Cato opposes that theory of law generally, for the same reason that we oppose governmental abuse of eminent domain: we stand firmly against attempts by the government to control how people may dispose of their property. A homeowner should be able to sell his house for whatever price he thinks fair — without worrying that if his asking price is too high, he’ll be accused of racism and forced to defend himself in court. Our position in Mount Holly is the product of the reasoned and consistent application of well‐articulated liberal principles, not “cowardice.”
As a closing note, we take issue with the implication that Cato “detests civil rights statutes.” Cato supports laws that protect individual freedom and opposes those that don’t. We may disagree with CAC on whether a law falls in the first or second category, regardless of whether it’s a “civil rights” statute or otherwise, but make no mistake that we support individual civil (and other) rights.
Indeed, we believe that the first and foremost duty of civil rights legislation (and constitutions) is to protect citizens from undue state interference with their daily lives and liberties. A reading of the FHA that embraces disparate impact claims doesn’t protect individuals from the state but instead represents an expansion of state interference. Behavior that was once lawful — selling your home for whatever price you wish — would become sanctionable. Disparate impact theory holds private individuals responsible not for personal bigotry, or the direct consequences of their actions, but for economic realities beyond their control — and that makes no one freer, nor more equal.

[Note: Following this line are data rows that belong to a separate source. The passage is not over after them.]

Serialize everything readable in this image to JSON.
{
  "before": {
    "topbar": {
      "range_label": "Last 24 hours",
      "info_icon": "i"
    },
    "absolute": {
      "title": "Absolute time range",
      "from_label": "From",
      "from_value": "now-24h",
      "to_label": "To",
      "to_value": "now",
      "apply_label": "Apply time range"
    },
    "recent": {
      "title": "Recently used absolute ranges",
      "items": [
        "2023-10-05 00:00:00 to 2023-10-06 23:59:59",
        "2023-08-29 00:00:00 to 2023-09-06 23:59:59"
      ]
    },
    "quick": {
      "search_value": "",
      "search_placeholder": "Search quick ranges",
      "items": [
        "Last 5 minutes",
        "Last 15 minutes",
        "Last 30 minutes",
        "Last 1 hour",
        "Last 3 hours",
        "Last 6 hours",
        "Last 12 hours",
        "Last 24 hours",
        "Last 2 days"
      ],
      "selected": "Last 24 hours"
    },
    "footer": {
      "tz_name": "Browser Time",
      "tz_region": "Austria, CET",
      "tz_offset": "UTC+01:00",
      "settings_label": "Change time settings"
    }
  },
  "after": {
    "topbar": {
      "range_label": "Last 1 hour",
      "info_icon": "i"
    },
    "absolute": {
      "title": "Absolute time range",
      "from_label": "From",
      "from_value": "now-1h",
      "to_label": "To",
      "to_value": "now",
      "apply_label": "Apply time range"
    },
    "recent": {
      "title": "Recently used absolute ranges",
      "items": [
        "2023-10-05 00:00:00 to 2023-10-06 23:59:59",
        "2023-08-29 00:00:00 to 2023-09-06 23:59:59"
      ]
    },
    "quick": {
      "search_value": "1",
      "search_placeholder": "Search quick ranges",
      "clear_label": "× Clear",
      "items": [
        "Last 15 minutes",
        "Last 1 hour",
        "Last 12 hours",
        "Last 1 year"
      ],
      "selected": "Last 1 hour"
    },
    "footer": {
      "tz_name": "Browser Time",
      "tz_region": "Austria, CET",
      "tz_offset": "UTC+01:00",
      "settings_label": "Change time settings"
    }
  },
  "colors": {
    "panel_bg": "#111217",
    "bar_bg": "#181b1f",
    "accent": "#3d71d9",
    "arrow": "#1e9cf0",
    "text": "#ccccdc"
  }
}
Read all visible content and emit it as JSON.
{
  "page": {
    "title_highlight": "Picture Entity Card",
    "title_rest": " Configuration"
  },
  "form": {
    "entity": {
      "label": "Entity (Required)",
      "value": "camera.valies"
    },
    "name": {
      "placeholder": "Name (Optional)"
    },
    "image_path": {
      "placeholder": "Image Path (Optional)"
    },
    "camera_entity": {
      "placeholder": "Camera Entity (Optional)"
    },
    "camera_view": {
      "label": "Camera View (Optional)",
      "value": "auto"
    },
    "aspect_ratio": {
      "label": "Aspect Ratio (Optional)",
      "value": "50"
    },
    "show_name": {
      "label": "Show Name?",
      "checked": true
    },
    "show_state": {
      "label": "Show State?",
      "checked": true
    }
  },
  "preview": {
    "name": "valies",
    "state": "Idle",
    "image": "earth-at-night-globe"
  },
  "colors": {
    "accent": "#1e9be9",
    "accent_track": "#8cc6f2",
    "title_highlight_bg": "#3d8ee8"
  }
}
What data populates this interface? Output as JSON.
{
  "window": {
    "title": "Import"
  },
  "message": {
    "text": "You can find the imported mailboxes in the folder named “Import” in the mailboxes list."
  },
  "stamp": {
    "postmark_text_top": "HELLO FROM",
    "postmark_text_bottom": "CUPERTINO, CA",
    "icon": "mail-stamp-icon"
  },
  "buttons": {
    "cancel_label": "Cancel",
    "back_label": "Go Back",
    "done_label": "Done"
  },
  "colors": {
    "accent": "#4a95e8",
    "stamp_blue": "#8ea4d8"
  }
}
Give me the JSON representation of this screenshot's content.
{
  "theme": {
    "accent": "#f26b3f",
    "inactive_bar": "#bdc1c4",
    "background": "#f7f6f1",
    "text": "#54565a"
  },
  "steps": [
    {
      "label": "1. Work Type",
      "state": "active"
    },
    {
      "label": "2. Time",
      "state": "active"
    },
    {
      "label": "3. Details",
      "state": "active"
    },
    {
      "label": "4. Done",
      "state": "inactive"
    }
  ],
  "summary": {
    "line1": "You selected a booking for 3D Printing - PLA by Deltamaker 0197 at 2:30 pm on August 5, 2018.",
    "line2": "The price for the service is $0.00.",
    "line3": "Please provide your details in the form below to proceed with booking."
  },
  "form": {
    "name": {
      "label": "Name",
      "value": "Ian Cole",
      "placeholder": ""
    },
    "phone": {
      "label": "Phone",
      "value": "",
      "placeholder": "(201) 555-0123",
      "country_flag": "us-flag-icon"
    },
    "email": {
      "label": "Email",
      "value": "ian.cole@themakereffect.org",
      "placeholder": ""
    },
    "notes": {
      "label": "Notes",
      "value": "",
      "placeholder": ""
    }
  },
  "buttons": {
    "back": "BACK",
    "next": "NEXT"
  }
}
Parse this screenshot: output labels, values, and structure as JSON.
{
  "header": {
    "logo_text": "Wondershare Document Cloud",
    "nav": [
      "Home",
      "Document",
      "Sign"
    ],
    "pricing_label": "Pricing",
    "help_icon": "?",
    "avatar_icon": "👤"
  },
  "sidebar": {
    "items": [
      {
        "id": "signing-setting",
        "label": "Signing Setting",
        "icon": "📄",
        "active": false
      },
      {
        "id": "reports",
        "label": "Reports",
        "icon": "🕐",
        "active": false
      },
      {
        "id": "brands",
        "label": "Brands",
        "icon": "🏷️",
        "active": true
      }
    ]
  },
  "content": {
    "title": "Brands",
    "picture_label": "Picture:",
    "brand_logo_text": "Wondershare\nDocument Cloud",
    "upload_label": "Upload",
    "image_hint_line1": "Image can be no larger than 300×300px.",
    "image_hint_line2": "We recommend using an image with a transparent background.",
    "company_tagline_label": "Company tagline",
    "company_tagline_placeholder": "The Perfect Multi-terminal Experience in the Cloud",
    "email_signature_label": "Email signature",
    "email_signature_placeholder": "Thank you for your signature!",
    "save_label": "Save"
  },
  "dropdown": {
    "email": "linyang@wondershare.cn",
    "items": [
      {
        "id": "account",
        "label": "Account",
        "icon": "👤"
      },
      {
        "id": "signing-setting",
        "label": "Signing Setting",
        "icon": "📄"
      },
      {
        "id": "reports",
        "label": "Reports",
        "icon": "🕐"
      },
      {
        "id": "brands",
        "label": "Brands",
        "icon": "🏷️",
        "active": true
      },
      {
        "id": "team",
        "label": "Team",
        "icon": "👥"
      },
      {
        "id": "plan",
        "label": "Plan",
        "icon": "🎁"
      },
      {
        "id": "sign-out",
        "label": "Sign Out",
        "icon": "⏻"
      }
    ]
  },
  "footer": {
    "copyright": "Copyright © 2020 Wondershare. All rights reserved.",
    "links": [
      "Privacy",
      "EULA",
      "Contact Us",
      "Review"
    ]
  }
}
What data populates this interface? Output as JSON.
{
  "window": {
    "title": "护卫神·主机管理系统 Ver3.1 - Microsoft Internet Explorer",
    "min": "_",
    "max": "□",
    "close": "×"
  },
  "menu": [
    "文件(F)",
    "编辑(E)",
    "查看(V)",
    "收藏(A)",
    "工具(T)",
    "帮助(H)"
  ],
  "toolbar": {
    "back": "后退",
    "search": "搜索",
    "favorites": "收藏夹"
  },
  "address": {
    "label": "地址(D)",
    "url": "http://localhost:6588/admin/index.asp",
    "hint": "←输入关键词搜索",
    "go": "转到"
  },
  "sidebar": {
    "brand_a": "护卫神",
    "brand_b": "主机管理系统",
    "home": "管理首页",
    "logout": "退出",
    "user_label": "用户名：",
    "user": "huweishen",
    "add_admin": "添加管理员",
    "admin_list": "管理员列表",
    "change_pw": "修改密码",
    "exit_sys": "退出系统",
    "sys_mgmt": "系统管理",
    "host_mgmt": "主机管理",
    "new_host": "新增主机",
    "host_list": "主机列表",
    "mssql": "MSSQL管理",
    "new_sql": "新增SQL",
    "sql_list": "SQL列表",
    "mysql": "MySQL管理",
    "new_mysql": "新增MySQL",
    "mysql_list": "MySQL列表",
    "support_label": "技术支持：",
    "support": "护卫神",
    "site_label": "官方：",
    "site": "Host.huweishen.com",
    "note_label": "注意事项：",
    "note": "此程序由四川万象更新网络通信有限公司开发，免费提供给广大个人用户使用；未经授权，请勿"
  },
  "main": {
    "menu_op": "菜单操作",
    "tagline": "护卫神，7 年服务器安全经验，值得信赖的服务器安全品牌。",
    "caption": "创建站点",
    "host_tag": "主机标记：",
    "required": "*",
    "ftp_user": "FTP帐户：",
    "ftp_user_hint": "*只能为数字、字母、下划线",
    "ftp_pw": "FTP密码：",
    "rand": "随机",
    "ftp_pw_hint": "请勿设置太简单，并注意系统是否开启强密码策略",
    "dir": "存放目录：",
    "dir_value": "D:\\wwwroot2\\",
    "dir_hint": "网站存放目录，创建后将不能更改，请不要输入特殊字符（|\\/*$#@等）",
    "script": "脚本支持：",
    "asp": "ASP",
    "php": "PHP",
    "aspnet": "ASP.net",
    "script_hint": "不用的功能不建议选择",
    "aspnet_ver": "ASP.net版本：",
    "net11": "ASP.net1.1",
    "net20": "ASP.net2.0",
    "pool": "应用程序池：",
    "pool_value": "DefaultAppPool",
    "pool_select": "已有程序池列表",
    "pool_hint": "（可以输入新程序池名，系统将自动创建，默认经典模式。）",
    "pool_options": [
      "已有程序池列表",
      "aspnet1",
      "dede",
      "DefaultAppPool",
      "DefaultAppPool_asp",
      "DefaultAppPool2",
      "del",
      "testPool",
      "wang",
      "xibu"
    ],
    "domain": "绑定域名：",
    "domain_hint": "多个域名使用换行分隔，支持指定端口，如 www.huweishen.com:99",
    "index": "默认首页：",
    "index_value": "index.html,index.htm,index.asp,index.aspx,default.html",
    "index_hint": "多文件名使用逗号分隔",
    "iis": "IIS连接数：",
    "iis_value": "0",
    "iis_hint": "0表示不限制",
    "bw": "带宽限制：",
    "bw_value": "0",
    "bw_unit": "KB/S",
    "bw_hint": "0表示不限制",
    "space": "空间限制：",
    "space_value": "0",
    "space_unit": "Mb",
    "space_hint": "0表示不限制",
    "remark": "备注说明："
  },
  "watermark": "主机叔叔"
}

Update: Repeating what happened in the previous disparate‐impact FHA case, Magner v. Gallagher, this case has apparently settled. The only question now is what the administration did to keep this issue away from the Supreme Court again.
Further update: A couple of readers familiar with the facts on the ground in Mount Holly point out that while it’s technically correct that Mount Holly “hasn’t resorted to eminent domain,” the town’s redevelopment plan is indeed all‐too‐typical of eminent‐domain abusers. That is, while not employing eminent domain – no condemnation proceedings have (yet) been filed – the town threatened to use it and then claimed “voluntary” sales when the homeowners capitulated. The redevelopment authority has represented that the incentives it offered for relocation were greater than what homeowners would’ve gotten from the eminent domain process – that alas is probably true, because the compensation paid for government takings is rarely “just” – but of course they would’ve had to sweeten the deal even more if they couldn’t threaten eminent domain in the first place. In other words, as we and our pro‐property‐rights allies have long argued, the ultimate solution is to reverse Kelo v. New London and take away the government’s ability to forcibly transfer property from one private party to another. If such eminent‐domain‐abuse claims aren’t foreclosed by the Mount Holly settlement, I suggest that the town’s residents hire IJ to litigate them. Cato would look forward to filing an amicus brief in support.
This blogpost was co‐authored by Cato legal associate Gabriel Latner.